For the fiscal year 2003–2004, Mitsubishi lost between $650 and $946.8 million (sources are uncertain as to the exact amount), between $375 million and $420 million of this loss in bad American loans. In 2004 rumors were rife that Eckrodt would resign because of the 2003 disaster, but he said that he would leave his positions only if Mitsubishi's shareholders asked him to do so. There were rumors that Schrempp would dispatch a replacement for Eckrodt from Germany, placing all the blame for the losses of 2003 on Eckrodt. Yet the American loan fiasco was a onetime problem, not to be repeated, and it did not reflect any lasting problems for Eckrodt's innovations in Mitsubishi.
Indeed, in 2003 and 2004 Eckrodt continued to pursue new markets and new ways of making profits for Mitsubishi. He retained ties to Brazil and in 2003 arranged for Mitsubishi to collaborate with Mercedes-Benz do Brasil on the design and manufacture of automobiles for the South American market.
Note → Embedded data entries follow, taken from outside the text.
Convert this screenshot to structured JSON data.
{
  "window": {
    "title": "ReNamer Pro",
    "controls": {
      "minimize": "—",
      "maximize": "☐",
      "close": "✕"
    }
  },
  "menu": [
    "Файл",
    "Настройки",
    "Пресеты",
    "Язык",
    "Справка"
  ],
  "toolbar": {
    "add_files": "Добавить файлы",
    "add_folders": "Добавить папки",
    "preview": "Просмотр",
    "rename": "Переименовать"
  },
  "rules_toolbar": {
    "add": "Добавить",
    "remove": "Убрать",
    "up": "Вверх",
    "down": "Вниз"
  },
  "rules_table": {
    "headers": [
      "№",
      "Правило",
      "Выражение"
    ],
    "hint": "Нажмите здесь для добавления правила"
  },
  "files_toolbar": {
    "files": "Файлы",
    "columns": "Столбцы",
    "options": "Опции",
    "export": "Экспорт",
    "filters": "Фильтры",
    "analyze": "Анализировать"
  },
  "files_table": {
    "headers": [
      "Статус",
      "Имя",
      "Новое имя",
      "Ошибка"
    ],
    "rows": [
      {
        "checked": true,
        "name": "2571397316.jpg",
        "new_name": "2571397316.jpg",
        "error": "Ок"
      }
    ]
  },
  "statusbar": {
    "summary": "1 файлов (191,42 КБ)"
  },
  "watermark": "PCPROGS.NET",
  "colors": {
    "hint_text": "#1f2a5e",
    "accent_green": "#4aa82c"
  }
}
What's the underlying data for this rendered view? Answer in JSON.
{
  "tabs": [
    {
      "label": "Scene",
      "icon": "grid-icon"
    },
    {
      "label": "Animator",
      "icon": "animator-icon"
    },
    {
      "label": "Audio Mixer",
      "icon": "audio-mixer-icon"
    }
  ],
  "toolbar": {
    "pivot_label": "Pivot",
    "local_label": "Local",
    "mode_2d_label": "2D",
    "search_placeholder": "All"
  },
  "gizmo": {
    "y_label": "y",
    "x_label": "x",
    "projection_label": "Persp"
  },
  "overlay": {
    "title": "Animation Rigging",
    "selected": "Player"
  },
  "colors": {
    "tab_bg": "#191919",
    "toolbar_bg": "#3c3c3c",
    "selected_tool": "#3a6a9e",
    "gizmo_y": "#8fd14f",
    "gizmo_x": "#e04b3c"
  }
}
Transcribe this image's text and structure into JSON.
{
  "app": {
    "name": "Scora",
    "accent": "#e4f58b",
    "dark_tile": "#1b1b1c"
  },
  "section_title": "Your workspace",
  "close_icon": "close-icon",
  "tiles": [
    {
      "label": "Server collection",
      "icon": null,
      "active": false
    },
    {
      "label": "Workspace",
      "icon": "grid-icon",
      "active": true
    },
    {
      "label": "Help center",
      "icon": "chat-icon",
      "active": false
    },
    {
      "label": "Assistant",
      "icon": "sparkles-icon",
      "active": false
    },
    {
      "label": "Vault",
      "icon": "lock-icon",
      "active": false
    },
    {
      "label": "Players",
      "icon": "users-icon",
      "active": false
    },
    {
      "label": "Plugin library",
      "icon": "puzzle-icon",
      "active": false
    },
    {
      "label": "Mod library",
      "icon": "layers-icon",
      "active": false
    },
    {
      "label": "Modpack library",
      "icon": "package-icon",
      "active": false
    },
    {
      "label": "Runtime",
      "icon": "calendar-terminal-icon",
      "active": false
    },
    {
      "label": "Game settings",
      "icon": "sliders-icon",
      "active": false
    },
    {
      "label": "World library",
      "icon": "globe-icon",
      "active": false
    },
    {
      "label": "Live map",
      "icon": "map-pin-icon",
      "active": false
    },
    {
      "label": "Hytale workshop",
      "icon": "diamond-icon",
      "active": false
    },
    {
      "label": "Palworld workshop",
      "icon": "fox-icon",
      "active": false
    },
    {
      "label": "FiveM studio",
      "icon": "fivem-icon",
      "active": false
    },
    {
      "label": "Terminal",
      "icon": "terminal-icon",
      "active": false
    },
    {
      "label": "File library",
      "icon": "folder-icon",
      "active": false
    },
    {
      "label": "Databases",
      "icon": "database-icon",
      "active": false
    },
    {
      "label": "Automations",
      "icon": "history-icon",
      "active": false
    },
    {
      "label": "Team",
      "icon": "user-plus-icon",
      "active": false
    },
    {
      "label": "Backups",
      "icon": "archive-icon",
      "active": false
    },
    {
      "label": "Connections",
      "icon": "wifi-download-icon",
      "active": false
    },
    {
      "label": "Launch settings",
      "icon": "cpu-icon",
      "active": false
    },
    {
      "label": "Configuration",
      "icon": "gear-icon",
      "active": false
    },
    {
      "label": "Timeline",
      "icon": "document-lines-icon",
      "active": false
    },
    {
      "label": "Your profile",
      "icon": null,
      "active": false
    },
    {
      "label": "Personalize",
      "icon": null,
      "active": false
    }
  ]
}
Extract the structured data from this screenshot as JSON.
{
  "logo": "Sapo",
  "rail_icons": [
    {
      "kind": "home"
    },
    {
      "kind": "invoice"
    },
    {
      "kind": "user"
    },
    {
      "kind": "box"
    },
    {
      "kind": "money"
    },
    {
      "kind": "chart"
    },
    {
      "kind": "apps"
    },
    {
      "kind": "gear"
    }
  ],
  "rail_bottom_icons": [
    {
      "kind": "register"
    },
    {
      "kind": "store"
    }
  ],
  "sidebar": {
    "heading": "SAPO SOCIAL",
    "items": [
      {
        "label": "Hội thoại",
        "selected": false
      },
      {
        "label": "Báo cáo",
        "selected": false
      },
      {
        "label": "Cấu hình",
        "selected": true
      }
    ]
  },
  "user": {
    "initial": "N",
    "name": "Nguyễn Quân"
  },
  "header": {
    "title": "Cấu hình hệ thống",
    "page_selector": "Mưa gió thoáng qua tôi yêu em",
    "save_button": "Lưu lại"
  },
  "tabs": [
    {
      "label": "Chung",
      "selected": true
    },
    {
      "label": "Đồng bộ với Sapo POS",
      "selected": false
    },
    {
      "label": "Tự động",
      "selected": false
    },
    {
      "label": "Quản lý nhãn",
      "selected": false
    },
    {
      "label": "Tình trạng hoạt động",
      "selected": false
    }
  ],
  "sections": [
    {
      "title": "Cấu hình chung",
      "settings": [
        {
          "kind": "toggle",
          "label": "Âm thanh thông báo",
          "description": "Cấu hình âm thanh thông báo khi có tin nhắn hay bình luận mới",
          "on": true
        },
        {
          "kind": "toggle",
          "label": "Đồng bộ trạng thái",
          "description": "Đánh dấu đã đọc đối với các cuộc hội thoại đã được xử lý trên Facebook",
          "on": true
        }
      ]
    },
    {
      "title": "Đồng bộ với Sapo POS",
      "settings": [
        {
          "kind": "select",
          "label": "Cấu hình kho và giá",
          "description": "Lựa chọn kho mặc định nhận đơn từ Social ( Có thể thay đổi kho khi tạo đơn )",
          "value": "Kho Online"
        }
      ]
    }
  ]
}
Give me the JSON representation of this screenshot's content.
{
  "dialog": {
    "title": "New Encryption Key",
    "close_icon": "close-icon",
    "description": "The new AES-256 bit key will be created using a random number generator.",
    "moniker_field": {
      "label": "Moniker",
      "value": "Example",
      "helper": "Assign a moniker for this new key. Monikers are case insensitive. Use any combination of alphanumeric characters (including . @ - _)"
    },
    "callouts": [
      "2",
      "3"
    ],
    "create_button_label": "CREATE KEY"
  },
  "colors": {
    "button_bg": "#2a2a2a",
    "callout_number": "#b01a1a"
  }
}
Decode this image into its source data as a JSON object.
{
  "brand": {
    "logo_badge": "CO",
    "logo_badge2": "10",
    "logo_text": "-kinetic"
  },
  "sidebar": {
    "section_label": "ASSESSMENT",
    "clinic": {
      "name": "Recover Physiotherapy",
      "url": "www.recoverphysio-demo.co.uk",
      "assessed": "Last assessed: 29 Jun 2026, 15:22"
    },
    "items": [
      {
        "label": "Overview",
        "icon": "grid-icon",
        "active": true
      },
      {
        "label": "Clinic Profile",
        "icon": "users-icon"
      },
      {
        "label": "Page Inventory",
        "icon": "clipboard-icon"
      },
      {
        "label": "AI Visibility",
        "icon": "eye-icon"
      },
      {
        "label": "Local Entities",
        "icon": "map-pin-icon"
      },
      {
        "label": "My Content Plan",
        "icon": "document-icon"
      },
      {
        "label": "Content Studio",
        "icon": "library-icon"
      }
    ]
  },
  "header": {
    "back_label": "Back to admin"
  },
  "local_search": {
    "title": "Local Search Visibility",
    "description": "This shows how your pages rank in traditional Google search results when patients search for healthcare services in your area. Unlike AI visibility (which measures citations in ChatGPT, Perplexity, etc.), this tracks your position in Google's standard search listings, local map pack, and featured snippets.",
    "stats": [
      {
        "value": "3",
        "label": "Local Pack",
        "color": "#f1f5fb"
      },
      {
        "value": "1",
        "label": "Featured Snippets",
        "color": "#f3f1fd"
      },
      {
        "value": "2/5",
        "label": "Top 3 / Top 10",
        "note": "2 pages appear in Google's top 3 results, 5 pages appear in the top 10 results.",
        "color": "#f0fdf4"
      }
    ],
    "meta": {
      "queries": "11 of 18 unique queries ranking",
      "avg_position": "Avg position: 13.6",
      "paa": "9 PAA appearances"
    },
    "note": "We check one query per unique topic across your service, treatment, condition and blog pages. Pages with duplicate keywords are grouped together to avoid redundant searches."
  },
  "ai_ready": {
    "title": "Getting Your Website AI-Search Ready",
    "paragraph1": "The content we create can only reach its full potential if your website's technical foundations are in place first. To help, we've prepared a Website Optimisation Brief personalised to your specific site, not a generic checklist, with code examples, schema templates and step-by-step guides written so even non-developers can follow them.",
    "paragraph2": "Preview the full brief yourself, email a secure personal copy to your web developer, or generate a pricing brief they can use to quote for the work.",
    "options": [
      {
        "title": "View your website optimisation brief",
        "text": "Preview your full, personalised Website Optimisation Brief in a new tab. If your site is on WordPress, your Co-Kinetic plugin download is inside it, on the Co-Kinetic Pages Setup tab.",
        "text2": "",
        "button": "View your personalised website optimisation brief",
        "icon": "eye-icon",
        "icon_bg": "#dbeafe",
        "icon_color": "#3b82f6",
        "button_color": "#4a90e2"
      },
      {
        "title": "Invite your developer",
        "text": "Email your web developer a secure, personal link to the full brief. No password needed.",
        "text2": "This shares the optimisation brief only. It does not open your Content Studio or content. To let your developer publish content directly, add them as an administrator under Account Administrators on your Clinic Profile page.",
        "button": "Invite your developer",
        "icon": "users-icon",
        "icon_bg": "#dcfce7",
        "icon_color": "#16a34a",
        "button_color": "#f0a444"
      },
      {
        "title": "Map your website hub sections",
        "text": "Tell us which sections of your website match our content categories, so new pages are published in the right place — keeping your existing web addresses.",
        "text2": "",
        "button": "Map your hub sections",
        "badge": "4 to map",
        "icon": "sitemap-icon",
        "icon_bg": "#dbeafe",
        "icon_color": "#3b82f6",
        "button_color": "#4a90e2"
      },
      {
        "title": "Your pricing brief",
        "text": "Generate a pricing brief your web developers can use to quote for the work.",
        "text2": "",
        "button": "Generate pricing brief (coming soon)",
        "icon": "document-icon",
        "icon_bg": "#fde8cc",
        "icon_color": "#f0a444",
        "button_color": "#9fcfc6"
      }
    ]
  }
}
There was the prospect of building a new factory in the United States because sales of the Endeavor were very strong there. Mitsubishi and DaimlerChrysler finalized plans for building a joint factory in Holland, where they would manufacture a compact automobile.
In February 2004 DaimlerChrysler gave Mitsubishi $490 million to stabilize it after its American losses from defaulted loans, and Eckrodt negotiated for another $1.8 billion investment in Mitsubishi. However, DaimlerChrysler surprised him in April 2004 by declaring that it would give Mitsubishi no more financial support. As a consequence, Eckrodt abruptly resigned on April 26, 2004. Mitsubishi was $6.4 billion in debt and looking for a bailout from the Japanese government.
A consistent hallmark of Eckrodt's leadership was innovation. In Germany, he changed the way Mercedes-Benz marketed its automobiles. In Brazil he turned a subsidiary into a creator of its own line of vehicles. In Japan his recipe for recovery included not only cost-cutting strategies and creative marketing but also the independent development of new automobiles, based on careful market research. He was willing to take chances, not all of which were successful, but his ability to coordinate large groups of resources into coherent wholes made Mitsubishi Motors into a fundamentally sound corporation.
See also entries on DaimlerChrysler AG, Daimler-Benz A.G., and Mitsubishi Motors Corporation in International Directory of Company Histories .
"Bombardier Gets Adtranz for a 'Bargain,'" Railway Age , September 2000, p. 36.
Dawson, Chester, and Katie Kerwin, "Mitsubishi Moves into High Gear: Eckrodt's Sales Savvy Is Sparking a Turnaround," BusinessWeek , February 10, 2003, p. 16.
Dawson, Chester, et al., "Mr. Fix-It?" BusinessWeek , May 14, 2001, pp. 22–24.
Gibbs, Edwina, "Mitsubishi Motors Reports First Profit in 3 Years," Reuters, May 13, 2002.
Whipp, Lindsay, and Kae Inoue, "Mitsubishi's Eckrodt Plans Three-year Tenure," Detroit News , May 22, 2002, http://www.detnews.com/2002/autosinsider/0205/22/index.htm .
—Kirk H. Beetz